In a 35-minute address, Trump threatened to exit the more than two-decade old North American Free Trade Agreement and vowed to withdraw from the Trans-Pacific Partnership, an agreement among 12 Pacific Rim nations that has yet to take effect.

He blamed many of America’s economic woes on China, promising to label the country a currency manipulator and slap new tariffs on America’s leading source of imports, a decision with the potential to dramatically increase the cost of consumer goods.

The speech marked a significant break from years of Republican Party advocacy for unencumbered trade between nations, and drew immediate condemnation from GOP business leaders. Trump blamed the policies of Democratic rival Hillary Clinton and her husband, former President Bill Clinton, for the loss of millions of manufacturing jobs.

“This wave of globalization has wiped out totally, totally our middle class,” Trump said, standing in front of pallets of recycled aluminum cans on a factory floor. “It doesn’t have to be this way. We can turn it around, and we can turn it around fast.”

Delivered in a hard-hit Pennsylvania steel town, the speech underscored the central message of Trump’s campaign: that policies aimed at boosting international trade — and America’s intervention in wars and disputes abroad — have weakened the country.

It’s an argument that found support among Republican primary voters, especially white, working class Americans whose wages have stagnated in recent years. Trump hopes it will yield similar success among the wider electorate that will decide the general election.

“I promise you, if I become president, we’re going to be working again. We’re going to have great jobs again,” he said. “You’re going to be so happy.”

But many economists have dismissed Trump’s promise to immediately restore manufacturing jobs as dubious at best, given the impact of automation and the many years it typically takes to negotiate trade agreements.

While renegotiating tougher deals with America’s foreign trading partners might help some businesses, manufacturing as a share of total U.S. jobs has been slipping for several decades. The number of such jobs has risen slightly since the end of the Great Recession, but the introduction of robotics and access to cheaper foreign markets has reduced U.S. factory employment to a total last seen around 1941.

Indeed, the National Association of Manufacturers slammed Trump’s logic on Tuesday, with the organization’s president, Jay Timmons, writing on Twitter: “@realDonaldTrump you have it backward. Trade is GOOD for #mfg workers & #jobs. Let’s #MakeAmericaTradeAgain.”

Tuesday’s speech drew a scathing response from the U.S. Chamber of Commerce, a traditional Republican ally and leading business lobby.

“Under Trump’s trade plans, we would see higher prices, fewer jobs, a weaker economy,” the Chamber said on its Twitter feed, directing readers to a blog post that said Trump’s policies would lead to millions of job losses and a recession.

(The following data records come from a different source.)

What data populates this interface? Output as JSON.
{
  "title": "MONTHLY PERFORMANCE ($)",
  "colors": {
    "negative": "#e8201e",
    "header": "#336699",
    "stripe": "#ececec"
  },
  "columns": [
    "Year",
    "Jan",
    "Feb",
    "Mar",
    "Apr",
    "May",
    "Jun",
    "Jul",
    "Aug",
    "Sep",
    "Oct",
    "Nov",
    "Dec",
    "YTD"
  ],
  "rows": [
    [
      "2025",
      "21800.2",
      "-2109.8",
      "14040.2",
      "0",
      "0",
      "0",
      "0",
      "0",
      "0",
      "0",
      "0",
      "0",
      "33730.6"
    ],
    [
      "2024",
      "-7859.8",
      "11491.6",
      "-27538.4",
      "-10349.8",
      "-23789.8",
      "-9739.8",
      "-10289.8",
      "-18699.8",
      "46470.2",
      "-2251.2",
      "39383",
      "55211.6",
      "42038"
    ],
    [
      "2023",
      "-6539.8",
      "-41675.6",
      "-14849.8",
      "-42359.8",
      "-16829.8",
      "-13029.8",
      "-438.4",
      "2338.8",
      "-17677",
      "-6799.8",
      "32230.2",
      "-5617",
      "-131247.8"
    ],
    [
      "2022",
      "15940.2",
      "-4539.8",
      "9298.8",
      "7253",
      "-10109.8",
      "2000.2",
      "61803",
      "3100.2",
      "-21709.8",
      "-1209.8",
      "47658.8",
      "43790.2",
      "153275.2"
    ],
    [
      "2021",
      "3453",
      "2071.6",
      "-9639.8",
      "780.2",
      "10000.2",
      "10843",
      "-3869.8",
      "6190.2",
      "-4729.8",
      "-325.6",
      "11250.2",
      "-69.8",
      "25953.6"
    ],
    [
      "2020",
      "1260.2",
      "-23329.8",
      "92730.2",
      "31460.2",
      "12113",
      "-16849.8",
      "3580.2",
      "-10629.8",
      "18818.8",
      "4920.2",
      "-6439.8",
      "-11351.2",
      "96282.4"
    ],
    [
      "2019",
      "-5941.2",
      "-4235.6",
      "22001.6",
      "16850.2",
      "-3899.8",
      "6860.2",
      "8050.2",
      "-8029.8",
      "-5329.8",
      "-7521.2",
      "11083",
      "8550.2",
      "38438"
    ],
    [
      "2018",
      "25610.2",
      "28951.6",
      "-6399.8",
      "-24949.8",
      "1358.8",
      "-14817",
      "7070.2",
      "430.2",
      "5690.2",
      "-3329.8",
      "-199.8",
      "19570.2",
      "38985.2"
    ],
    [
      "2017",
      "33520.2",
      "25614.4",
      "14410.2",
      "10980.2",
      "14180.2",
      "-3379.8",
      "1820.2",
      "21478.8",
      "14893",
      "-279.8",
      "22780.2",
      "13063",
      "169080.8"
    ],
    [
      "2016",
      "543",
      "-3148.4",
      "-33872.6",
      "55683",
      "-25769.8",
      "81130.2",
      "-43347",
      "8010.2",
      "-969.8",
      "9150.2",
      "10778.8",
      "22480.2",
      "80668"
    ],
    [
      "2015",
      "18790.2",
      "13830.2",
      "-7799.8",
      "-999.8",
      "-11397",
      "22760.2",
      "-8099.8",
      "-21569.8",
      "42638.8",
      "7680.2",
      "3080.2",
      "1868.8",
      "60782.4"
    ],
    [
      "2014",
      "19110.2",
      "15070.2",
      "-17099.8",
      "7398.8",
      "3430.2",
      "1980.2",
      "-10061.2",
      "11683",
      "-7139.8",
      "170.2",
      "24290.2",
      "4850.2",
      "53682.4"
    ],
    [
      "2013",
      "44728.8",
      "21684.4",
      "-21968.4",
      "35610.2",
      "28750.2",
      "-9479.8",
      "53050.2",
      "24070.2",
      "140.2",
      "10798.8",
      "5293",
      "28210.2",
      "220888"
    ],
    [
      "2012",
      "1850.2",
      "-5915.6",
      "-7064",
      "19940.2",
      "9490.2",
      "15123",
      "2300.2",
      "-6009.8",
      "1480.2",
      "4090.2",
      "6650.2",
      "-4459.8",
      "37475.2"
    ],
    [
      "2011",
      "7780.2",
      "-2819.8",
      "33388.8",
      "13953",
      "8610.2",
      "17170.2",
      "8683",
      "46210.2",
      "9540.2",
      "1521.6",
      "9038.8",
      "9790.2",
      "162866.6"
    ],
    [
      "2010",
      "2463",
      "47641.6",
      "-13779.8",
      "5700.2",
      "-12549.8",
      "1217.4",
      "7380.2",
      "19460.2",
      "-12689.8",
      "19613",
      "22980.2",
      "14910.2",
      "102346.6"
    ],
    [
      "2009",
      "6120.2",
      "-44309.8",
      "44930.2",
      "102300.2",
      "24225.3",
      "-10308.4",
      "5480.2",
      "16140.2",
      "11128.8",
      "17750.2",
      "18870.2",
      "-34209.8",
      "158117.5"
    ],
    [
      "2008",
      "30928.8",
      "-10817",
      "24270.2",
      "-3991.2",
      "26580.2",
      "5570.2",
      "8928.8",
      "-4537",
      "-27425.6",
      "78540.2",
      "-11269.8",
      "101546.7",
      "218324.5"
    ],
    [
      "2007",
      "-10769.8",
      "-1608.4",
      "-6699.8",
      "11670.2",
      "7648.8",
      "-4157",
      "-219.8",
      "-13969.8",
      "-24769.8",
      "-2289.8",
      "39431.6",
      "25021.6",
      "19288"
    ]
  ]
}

Democrats, meanwhile, didn’t wait for Trump to start talking before they jumped in to slam his ideas, detailing all the products his companies make overseas in a conference call with reporters.

“I’ll give Donald Trump this. On trade, with all of his personal experience profiting from making products overseas, he’s the perfect expert to talk about outsourcing,” said Ohio Sen. Sherrod Brown, a Clinton supporter. “Trump doesn’t make things in America.”